WHAT THE TASK ASKS
Please show every line from the entries that carries the word "LAPORAN".

[[ TASK DATA open ]]

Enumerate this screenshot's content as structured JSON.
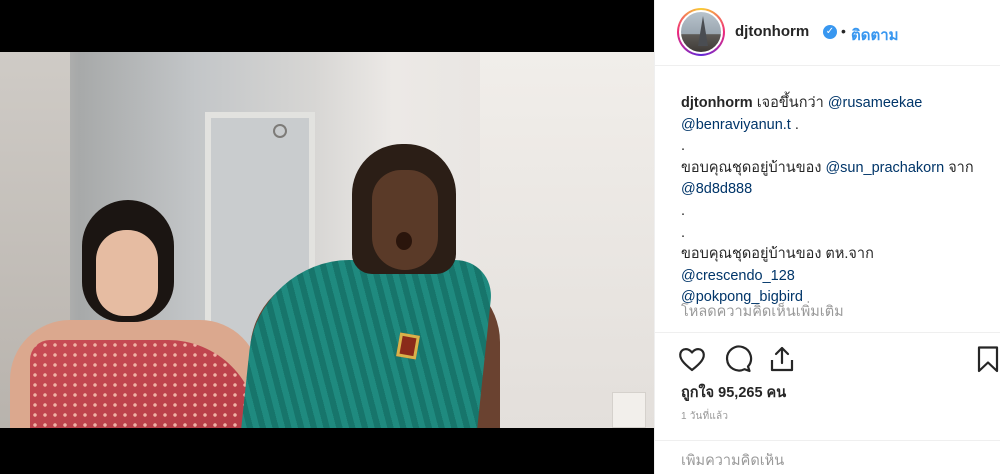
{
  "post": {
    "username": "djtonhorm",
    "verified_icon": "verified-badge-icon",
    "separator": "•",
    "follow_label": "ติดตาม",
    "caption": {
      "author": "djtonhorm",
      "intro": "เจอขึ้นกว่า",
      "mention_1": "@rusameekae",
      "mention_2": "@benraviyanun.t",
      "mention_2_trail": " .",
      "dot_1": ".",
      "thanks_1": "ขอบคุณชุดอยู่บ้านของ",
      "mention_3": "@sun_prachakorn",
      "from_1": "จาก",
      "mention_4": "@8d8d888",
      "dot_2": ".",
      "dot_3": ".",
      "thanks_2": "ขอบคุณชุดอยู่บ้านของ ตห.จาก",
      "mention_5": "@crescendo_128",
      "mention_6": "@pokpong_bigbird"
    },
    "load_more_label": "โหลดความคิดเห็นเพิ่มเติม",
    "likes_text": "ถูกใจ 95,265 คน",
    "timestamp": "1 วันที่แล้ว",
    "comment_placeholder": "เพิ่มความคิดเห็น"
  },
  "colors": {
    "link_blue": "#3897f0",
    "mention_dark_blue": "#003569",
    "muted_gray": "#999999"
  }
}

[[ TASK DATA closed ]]
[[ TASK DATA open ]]

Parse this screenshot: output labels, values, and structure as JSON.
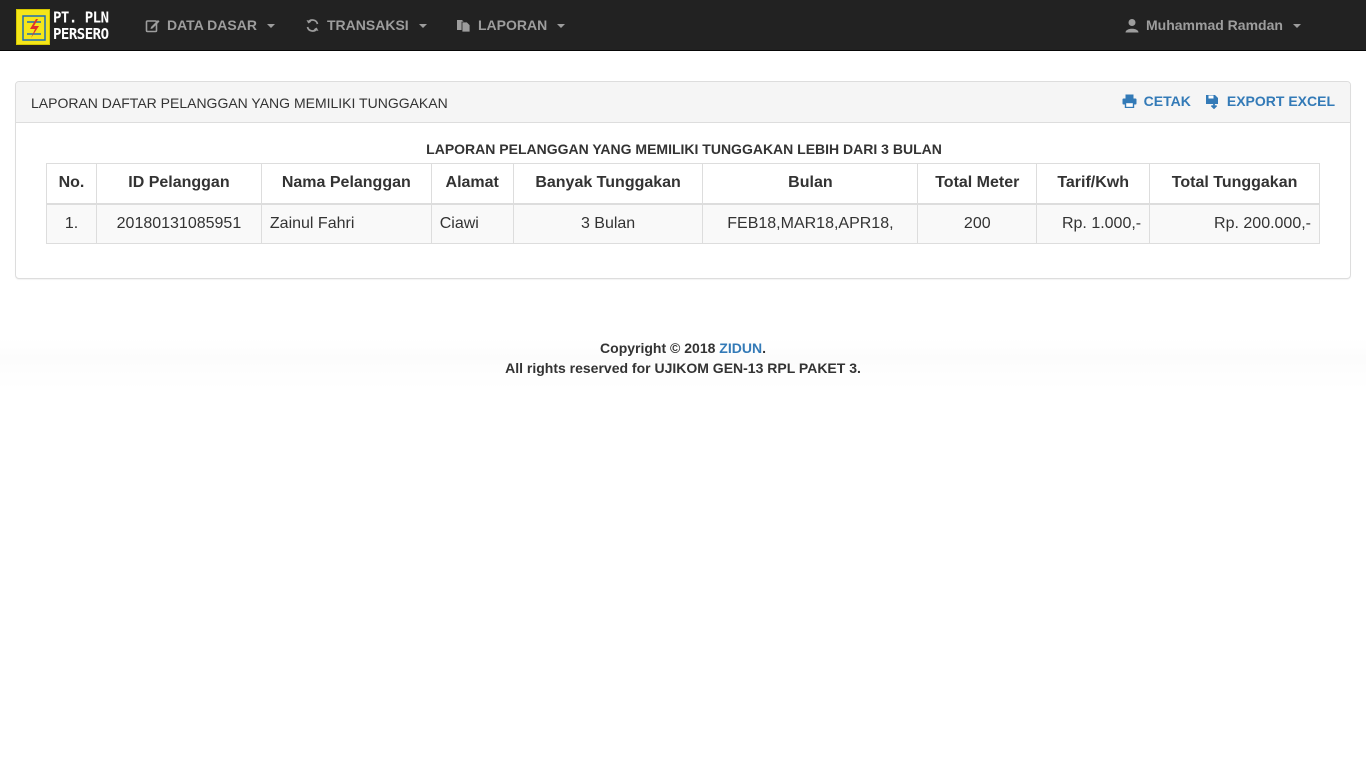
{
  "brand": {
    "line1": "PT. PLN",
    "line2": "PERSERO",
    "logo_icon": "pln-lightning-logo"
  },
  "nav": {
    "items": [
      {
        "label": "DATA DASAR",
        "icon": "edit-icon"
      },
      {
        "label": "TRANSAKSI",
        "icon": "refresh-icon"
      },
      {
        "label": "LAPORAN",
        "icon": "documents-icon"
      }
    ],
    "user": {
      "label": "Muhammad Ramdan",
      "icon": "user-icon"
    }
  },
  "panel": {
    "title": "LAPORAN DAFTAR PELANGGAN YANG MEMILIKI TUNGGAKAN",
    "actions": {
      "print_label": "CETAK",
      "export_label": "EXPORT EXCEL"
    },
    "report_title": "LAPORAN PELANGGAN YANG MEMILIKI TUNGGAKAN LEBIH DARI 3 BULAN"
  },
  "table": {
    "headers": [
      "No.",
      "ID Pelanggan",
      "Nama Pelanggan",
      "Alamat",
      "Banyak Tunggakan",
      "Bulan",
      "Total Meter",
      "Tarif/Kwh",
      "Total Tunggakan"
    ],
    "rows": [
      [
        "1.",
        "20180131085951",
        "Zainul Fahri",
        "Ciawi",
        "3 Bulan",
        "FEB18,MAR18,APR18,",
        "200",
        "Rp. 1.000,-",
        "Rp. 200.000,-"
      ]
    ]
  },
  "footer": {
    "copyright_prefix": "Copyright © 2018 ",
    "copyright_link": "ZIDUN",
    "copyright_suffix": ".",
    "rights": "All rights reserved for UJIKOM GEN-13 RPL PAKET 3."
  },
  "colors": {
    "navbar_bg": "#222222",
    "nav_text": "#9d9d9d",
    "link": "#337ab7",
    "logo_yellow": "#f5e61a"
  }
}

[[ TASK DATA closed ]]
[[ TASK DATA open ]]

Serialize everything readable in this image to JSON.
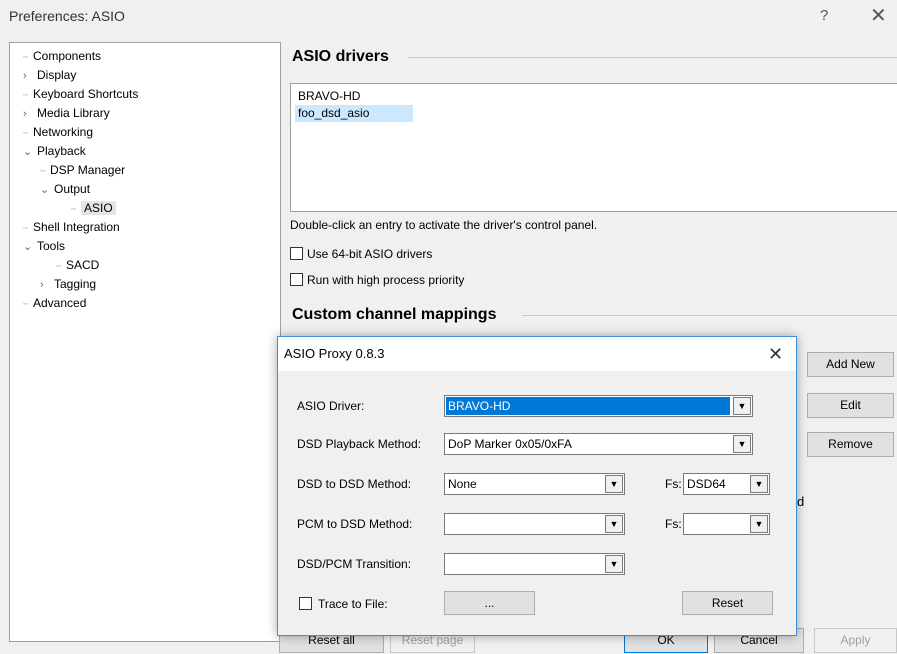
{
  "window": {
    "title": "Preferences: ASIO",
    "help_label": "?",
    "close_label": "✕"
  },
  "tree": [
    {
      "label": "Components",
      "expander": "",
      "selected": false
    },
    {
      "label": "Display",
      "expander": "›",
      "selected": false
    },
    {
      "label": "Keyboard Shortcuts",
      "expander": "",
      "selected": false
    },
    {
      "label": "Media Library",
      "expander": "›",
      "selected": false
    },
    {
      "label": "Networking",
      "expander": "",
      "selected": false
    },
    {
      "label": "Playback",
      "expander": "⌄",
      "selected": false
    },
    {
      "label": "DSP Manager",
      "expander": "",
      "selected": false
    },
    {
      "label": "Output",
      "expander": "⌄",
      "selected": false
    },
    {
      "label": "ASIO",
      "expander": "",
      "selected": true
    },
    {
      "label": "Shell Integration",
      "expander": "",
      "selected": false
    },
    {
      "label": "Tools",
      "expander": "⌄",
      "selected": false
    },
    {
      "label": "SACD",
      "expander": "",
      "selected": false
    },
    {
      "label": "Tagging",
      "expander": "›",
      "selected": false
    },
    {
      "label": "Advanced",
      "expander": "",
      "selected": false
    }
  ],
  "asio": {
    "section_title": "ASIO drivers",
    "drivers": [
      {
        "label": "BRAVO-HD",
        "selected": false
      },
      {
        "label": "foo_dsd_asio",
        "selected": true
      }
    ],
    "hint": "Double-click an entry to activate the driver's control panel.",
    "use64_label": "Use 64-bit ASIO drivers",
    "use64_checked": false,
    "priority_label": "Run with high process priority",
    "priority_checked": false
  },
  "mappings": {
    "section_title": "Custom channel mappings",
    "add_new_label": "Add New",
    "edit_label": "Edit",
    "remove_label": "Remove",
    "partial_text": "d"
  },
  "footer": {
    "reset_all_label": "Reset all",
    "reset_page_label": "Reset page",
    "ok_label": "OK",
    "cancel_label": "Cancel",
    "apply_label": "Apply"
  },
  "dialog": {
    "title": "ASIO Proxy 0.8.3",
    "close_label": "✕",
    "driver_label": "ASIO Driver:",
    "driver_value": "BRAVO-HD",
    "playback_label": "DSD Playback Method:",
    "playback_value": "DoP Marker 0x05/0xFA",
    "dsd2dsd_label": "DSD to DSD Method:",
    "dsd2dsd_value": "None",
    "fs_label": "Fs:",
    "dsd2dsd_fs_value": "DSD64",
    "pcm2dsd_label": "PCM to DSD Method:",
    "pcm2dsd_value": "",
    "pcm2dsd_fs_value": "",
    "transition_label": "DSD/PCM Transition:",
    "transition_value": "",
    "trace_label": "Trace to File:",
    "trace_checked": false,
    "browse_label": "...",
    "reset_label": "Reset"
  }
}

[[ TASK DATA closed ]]

OUTPUT FOR THIS EXERCISE
        "label": "LAPORAN",
    "title": "LAPORAN DAFTAR PELANGGAN YANG MEMILIKI TUNGGAKAN",
    "report_title": "LAPORAN PELANGGAN YANG MEMILIKI TUNGGAKAN LEBIH DARI 3 BULAN"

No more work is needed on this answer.